■ EXERCISE BRIEF
Give the number of lines in the entries that contain "icon". State only the count.

(Data extracted from a collection)
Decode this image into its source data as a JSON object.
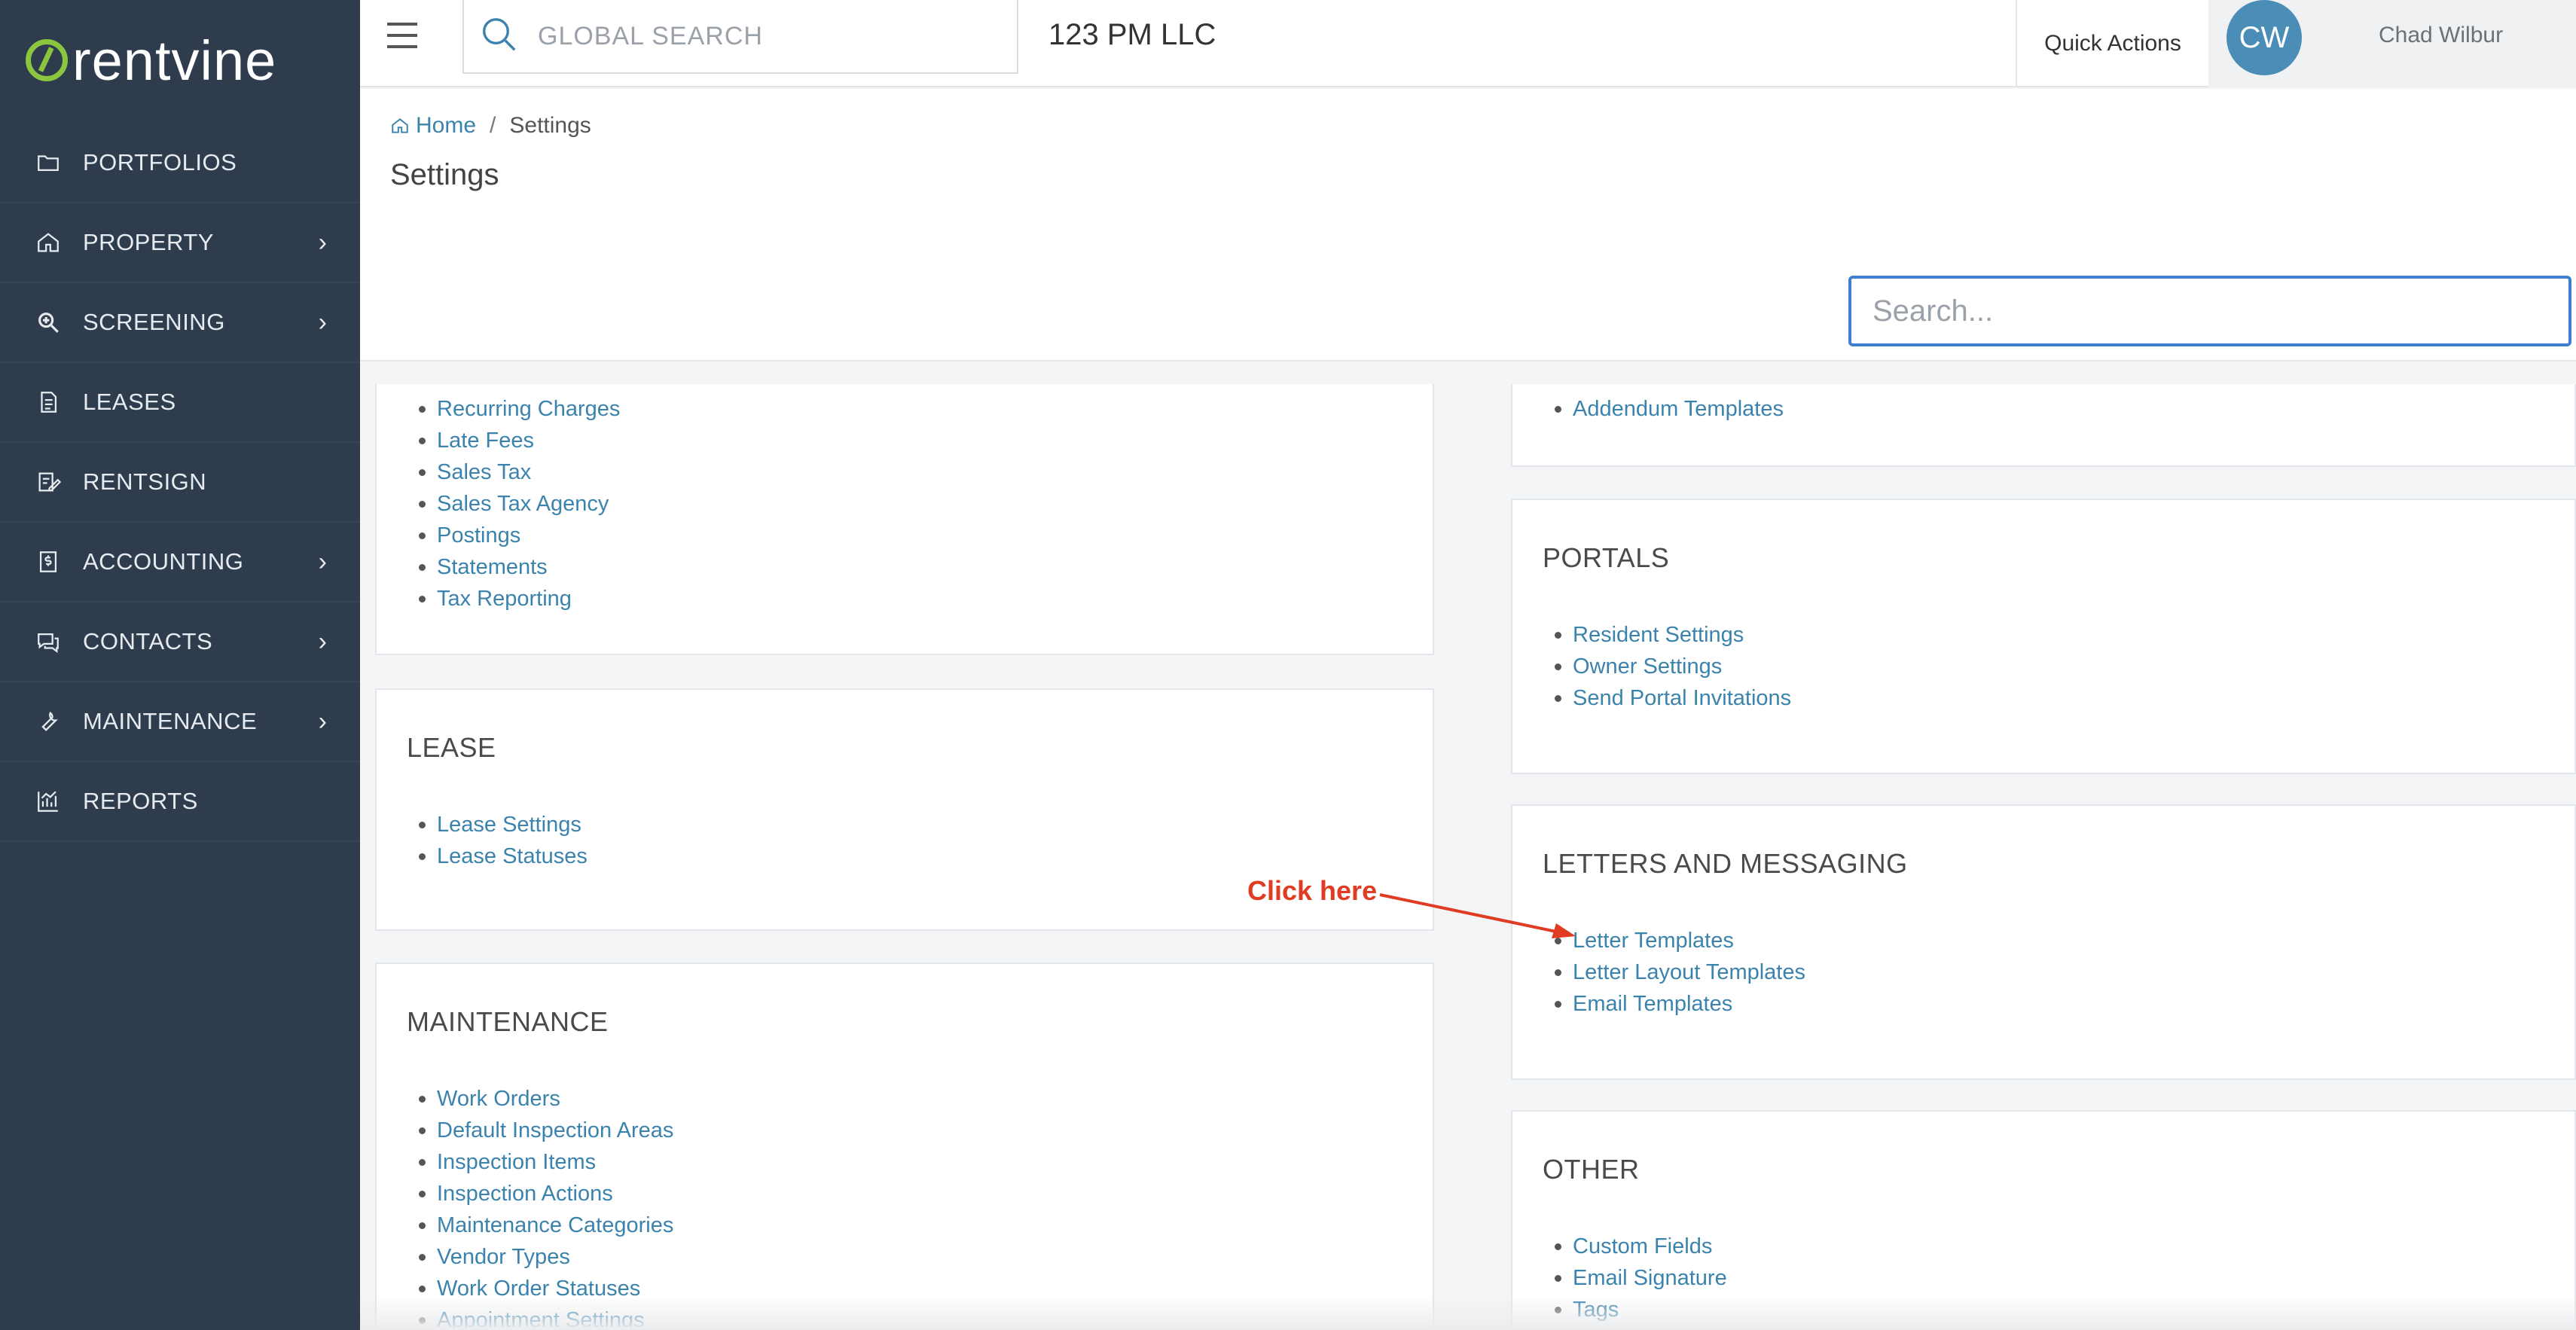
{
  "sidebar": {
    "logo_text": "rentvine",
    "items": [
      {
        "label": "PORTFOLIOS",
        "icon": "folder-icon",
        "has_submenu": false
      },
      {
        "label": "PROPERTY",
        "icon": "home-icon",
        "has_submenu": true
      },
      {
        "label": "SCREENING",
        "icon": "search-plus-icon",
        "has_submenu": true
      },
      {
        "label": "LEASES",
        "icon": "document-icon",
        "has_submenu": false
      },
      {
        "label": "RENTSIGN",
        "icon": "sign-icon",
        "has_submenu": false
      },
      {
        "label": "ACCOUNTING",
        "icon": "dollar-file-icon",
        "has_submenu": true
      },
      {
        "label": "CONTACTS",
        "icon": "chat-icon",
        "has_submenu": true
      },
      {
        "label": "MAINTENANCE",
        "icon": "wrench-icon",
        "has_submenu": true
      },
      {
        "label": "REPORTS",
        "icon": "chart-icon",
        "has_submenu": false
      }
    ],
    "chevron": "›"
  },
  "topbar": {
    "search_placeholder": "GLOBAL SEARCH",
    "company": "123 PM LLC",
    "quick_actions": "Quick Actions",
    "avatar_initials": "CW",
    "user_name": "Chad Wilbur"
  },
  "page": {
    "breadcrumb_home": "Home",
    "breadcrumb_sep": "/",
    "breadcrumb_current": "Settings",
    "title": "Settings",
    "search_placeholder": "Search..."
  },
  "cards": {
    "accounting_partial": {
      "links": [
        "Recurring Charges",
        "Late Fees",
        "Sales Tax",
        "Sales Tax Agency",
        "Postings",
        "Statements",
        "Tax Reporting"
      ]
    },
    "lease": {
      "title": "LEASE",
      "links": [
        "Lease Settings",
        "Lease Statuses"
      ]
    },
    "maintenance": {
      "title": "MAINTENANCE",
      "links": [
        "Work Orders",
        "Default Inspection Areas",
        "Inspection Items",
        "Inspection Actions",
        "Maintenance Categories",
        "Vendor Types",
        "Work Order Statuses",
        "Appointment Settings"
      ]
    },
    "addendum_partial": {
      "links": [
        "Addendum Templates"
      ]
    },
    "portals": {
      "title": "PORTALS",
      "links": [
        "Resident Settings",
        "Owner Settings",
        "Send Portal Invitations"
      ]
    },
    "letters": {
      "title": "LETTERS AND MESSAGING",
      "links": [
        "Letter Templates",
        "Letter Layout Templates",
        "Email Templates"
      ]
    },
    "other": {
      "title": "OTHER",
      "links": [
        "Custom Fields",
        "Email Signature",
        "Tags"
      ]
    }
  },
  "annotation": {
    "text": "Click here",
    "color": "#e03c23"
  },
  "colors": {
    "sidebar_bg": "#2e3c4d",
    "link": "#3b83ad",
    "logo_accent": "#8cc63f",
    "avatar_bg": "#4a8db7"
  }
}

■ TASK SOLUTION
9